“The decision was the decision. It was based on family and you don’t have any regrets whenever you base obviously your stance on something bigger than yourself, and it was for me and my family,” said Day, who leads the FedEx Cup points race.
“I think after seeing how everything kind of unfolded in Rio with how the golf was played, I think it was well received amongst the world, actually. … I guess there’s a lot more fans that can actually watch golf now that have never really watched it before, just because it’s in the Olympics. I’m looking forward to Tokyo. If I can play my way on to that team that would be great.”
Johnson’s eyeing Tokyo, too.

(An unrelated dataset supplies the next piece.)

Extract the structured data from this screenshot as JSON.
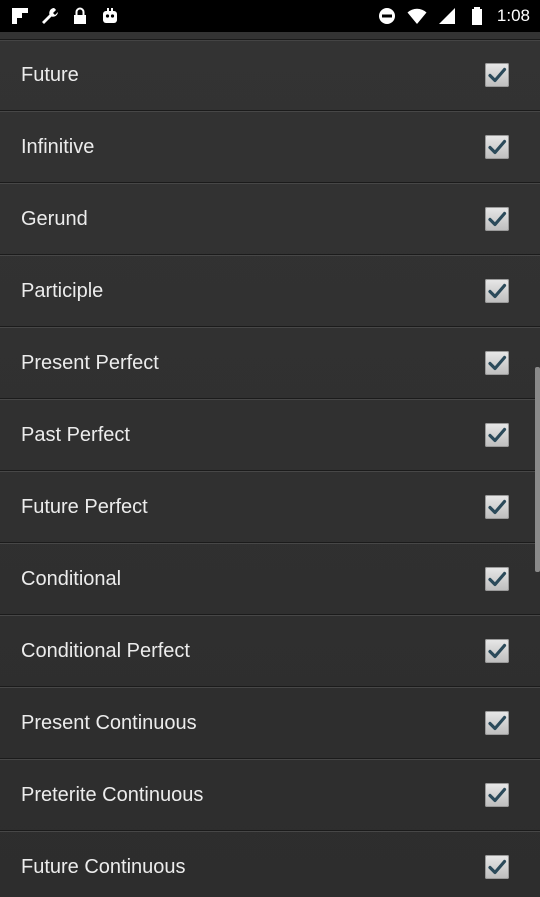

“I’d like to have been there for sure. Playing the Olympics, that wasn’t the issue for me. I wanted to go play. I wanted to go represent my country. I like doing that,” Johnson said.
“But to me the risk wasn’t worth it.”